Japan priest fights invisible demon: radiation
By Ruairidh Villar and Yuriko Nakao
FUKUSHIMA (Reuters) - On the snowy fringes of Japan's Fukushima city, now notorious as a byword for nuclear crisis, Zen monk Koyu Abe offers prayers for the souls of thousands left dead or missing after the earthquake and tsunami nearly one year ago.
But away from the ceremonial drums and the incense swirling around the Joenji temple altar, Abe has undertaken another task, no less harrowing -- to search out radioactive "hot spots" and clean them up, storing irradiated earth on temple grounds.
The Fukushima Daiichi nuclear plant, some 50 km (31 miles) away, suffered a series of explosions and meltdowns after the massive earthquake and tsunami last March 11, setting off the world's worst nuclear crisis since Chernobyl in 1986 and forcing 80,000 people from their homes.
Radiation, carried on winds and by snow, spread far beyond the 20 km (12 miles) evacuation zone around the plant, nestling in hot spots across the region and contaminating the ground in what remains a largely agricultural region.
Many of those who fled have no idea when, if ever, they can return to land held by their families for generations.
"The damage here in Fukushima is different from the destruction caused by the tsunami," Abe said.
"You can't see it. Nothing looks as if it's changed, but really, radiation is floating through the area.
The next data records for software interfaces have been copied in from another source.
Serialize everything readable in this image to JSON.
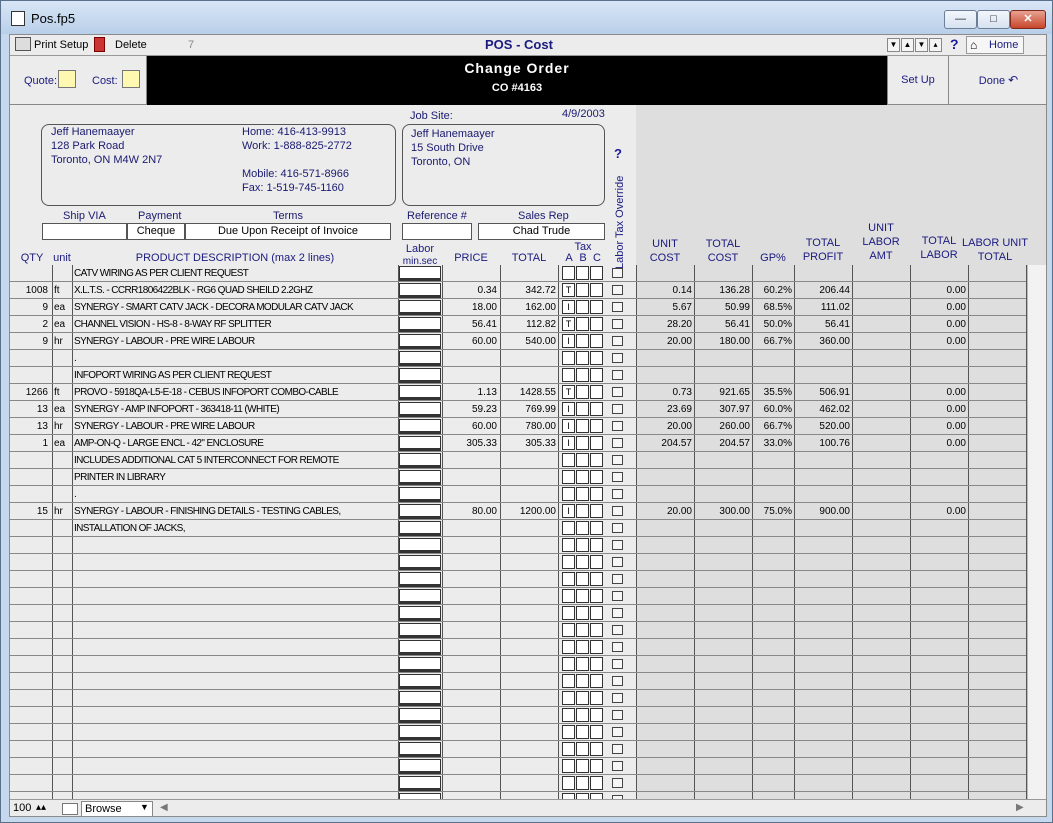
{
  "window": {
    "title": "Pos.fp5"
  },
  "toolbar": {
    "print_setup": "Print Setup",
    "delete": "Delete",
    "record_number": "7",
    "layout_title": "POS - Cost",
    "help": "?",
    "home": "Home"
  },
  "header": {
    "quote_label": "Quote:",
    "cost_label": "Cost:",
    "title": "Change Order",
    "co_number": "CO #4163",
    "setup": "Set Up",
    "done": "Done"
  },
  "customer": {
    "name": "Jeff Hanemaayer",
    "address1": "128 Park Road",
    "address2": "Toronto, ON M4W 2N7",
    "home": "Home: 416-413-9913",
    "work": "Work: 1-888-825-2772",
    "mobile": "Mobile: 416-571-8966",
    "fax": "Fax: 1-519-745-1160"
  },
  "job_site": {
    "label": "Job Site:",
    "date": "4/9/2003",
    "name": "Jeff Hanemaayer",
    "address1": "15 South Drive",
    "address2": "Toronto, ON"
  },
  "terms_row": {
    "ship_via_label": "Ship VIA",
    "ship_via": "",
    "payment_label": "Payment",
    "payment": "Cheque",
    "terms_label": "Terms",
    "terms": "Due Upon Receipt of Invoice",
    "reference_label": "Reference #",
    "reference": "",
    "sales_rep_label": "Sales Rep",
    "sales_rep": "Chad Trude"
  },
  "labor_tax_override_label": "Labor Tax Override",
  "columns": {
    "qty": "QTY",
    "unit": "unit",
    "description": "PRODUCT DESCRIPTION (max 2 lines)",
    "labor": "Labor",
    "labor_sub": "min.sec",
    "price": "PRICE",
    "total": "TOTAL",
    "tax": "Tax",
    "tax_a": "A",
    "tax_b": "B",
    "tax_c": "C",
    "unit_cost": [
      "UNIT",
      "COST"
    ],
    "total_cost": [
      "TOTAL",
      "COST"
    ],
    "gp": "GP%",
    "total_profit": [
      "TOTAL",
      "PROFIT"
    ],
    "unit_labor_amt": [
      "UNIT",
      "LABOR",
      "AMT"
    ],
    "total_labor": [
      "TOTAL",
      "LABOR"
    ],
    "labor_unit_total": [
      "LABOR UNIT",
      "TOTAL"
    ]
  },
  "rows": [
    {
      "qty": "",
      "unit": "",
      "desc": "CATV WIRING AS PER CLIENT REQUEST",
      "price": "",
      "total": "",
      "tax": "",
      "ucost": "",
      "tcost": "",
      "gp": "",
      "profit": "",
      "ulabor": "",
      "tlabor": ""
    },
    {
      "qty": "1008",
      "unit": "ft",
      "desc": "X.L.T.S. - CCRR1806422BLK - RG6 QUAD SHEILD 2.2GHZ",
      "price": "0.34",
      "total": "342.72",
      "tax": "T",
      "ucost": "0.14",
      "tcost": "136.28",
      "gp": "60.2%",
      "profit": "206.44",
      "ulabor": "",
      "tlabor": "0.00"
    },
    {
      "qty": "9",
      "unit": "ea",
      "desc": "SYNERGY - SMART CATV JACK - DECORA MODULAR CATV JACK",
      "price": "18.00",
      "total": "162.00",
      "tax": "I",
      "ucost": "5.67",
      "tcost": "50.99",
      "gp": "68.5%",
      "profit": "111.02",
      "ulabor": "",
      "tlabor": "0.00"
    },
    {
      "qty": "2",
      "unit": "ea",
      "desc": "CHANNEL VISION - HS-8 - 8-WAY RF SPLITTER",
      "price": "56.41",
      "total": "112.82",
      "tax": "T",
      "ucost": "28.20",
      "tcost": "56.41",
      "gp": "50.0%",
      "profit": "56.41",
      "ulabor": "",
      "tlabor": "0.00"
    },
    {
      "qty": "9",
      "unit": "hr",
      "desc": "SYNERGY - LABOUR - PRE WIRE LABOUR",
      "price": "60.00",
      "total": "540.00",
      "tax": "I",
      "ucost": "20.00",
      "tcost": "180.00",
      "gp": "66.7%",
      "profit": "360.00",
      "ulabor": "",
      "tlabor": "0.00"
    },
    {
      "qty": "",
      "unit": "",
      "desc": ".",
      "price": "",
      "total": "",
      "tax": "",
      "ucost": "",
      "tcost": "",
      "gp": "",
      "profit": "",
      "ulabor": "",
      "tlabor": ""
    },
    {
      "qty": "",
      "unit": "",
      "desc": "INFOPORT WIRING AS PER CLIENT REQUEST",
      "price": "",
      "total": "",
      "tax": "",
      "ucost": "",
      "tcost": "",
      "gp": "",
      "profit": "",
      "ulabor": "",
      "tlabor": ""
    },
    {
      "qty": "1266",
      "unit": "ft",
      "desc": "PROVO - 5918QA-L5-E-18 - CEBUS INFOPORT COMBO-CABLE",
      "price": "1.13",
      "total": "1428.55",
      "tax": "T",
      "ucost": "0.73",
      "tcost": "921.65",
      "gp": "35.5%",
      "profit": "506.91",
      "ulabor": "",
      "tlabor": "0.00"
    },
    {
      "qty": "13",
      "unit": "ea",
      "desc": "SYNERGY - AMP INFOPORT - 363418-11 (WHITE)",
      "price": "59.23",
      "total": "769.99",
      "tax": "I",
      "ucost": "23.69",
      "tcost": "307.97",
      "gp": "60.0%",
      "profit": "462.02",
      "ulabor": "",
      "tlabor": "0.00"
    },
    {
      "qty": "13",
      "unit": "hr",
      "desc": "SYNERGY - LABOUR - PRE WIRE LABOUR",
      "price": "60.00",
      "total": "780.00",
      "tax": "I",
      "ucost": "20.00",
      "tcost": "260.00",
      "gp": "66.7%",
      "profit": "520.00",
      "ulabor": "",
      "tlabor": "0.00"
    },
    {
      "qty": "1",
      "unit": "ea",
      "desc": "AMP-ON-Q - LARGE ENCL - 42\" ENCLOSURE",
      "price": "305.33",
      "total": "305.33",
      "tax": "I",
      "ucost": "204.57",
      "tcost": "204.57",
      "gp": "33.0%",
      "profit": "100.76",
      "ulabor": "",
      "tlabor": "0.00"
    },
    {
      "qty": "",
      "unit": "",
      "desc": "INCLUDES ADDITIONAL CAT 5 INTERCONNECT FOR REMOTE",
      "price": "",
      "total": "",
      "tax": "",
      "ucost": "",
      "tcost": "",
      "gp": "",
      "profit": "",
      "ulabor": "",
      "tlabor": ""
    },
    {
      "qty": "",
      "unit": "",
      "desc": "PRINTER IN LIBRARY",
      "price": "",
      "total": "",
      "tax": "",
      "ucost": "",
      "tcost": "",
      "gp": "",
      "profit": "",
      "ulabor": "",
      "tlabor": ""
    },
    {
      "qty": "",
      "unit": "",
      "desc": ".",
      "price": "",
      "total": "",
      "tax": "",
      "ucost": "",
      "tcost": "",
      "gp": "",
      "profit": "",
      "ulabor": "",
      "tlabor": ""
    },
    {
      "qty": "15",
      "unit": "hr",
      "desc": "SYNERGY - LABOUR - FINISHING DETAILS - TESTING CABLES,",
      "price": "80.00",
      "total": "1200.00",
      "tax": "I",
      "ucost": "20.00",
      "tcost": "300.00",
      "gp": "75.0%",
      "profit": "900.00",
      "ulabor": "",
      "tlabor": "0.00"
    },
    {
      "qty": "",
      "unit": "",
      "desc": "INSTALLATION OF JACKS,",
      "price": "",
      "total": "",
      "tax": "",
      "ucost": "",
      "tcost": "",
      "gp": "",
      "profit": "",
      "ulabor": "",
      "tlabor": ""
    }
  ],
  "empty_rows": 16,
  "statusbar": {
    "zoom": "100",
    "mode": "Browse"
  }
}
It's hard for those hit by the tsunami, but it's hard to live here too."
Last summer, Abe grew and distributed sunflowers and other plants, such as field mustard and amaranthus, in an effort to lighten the impact of the radiation and cheer local residents. Continued...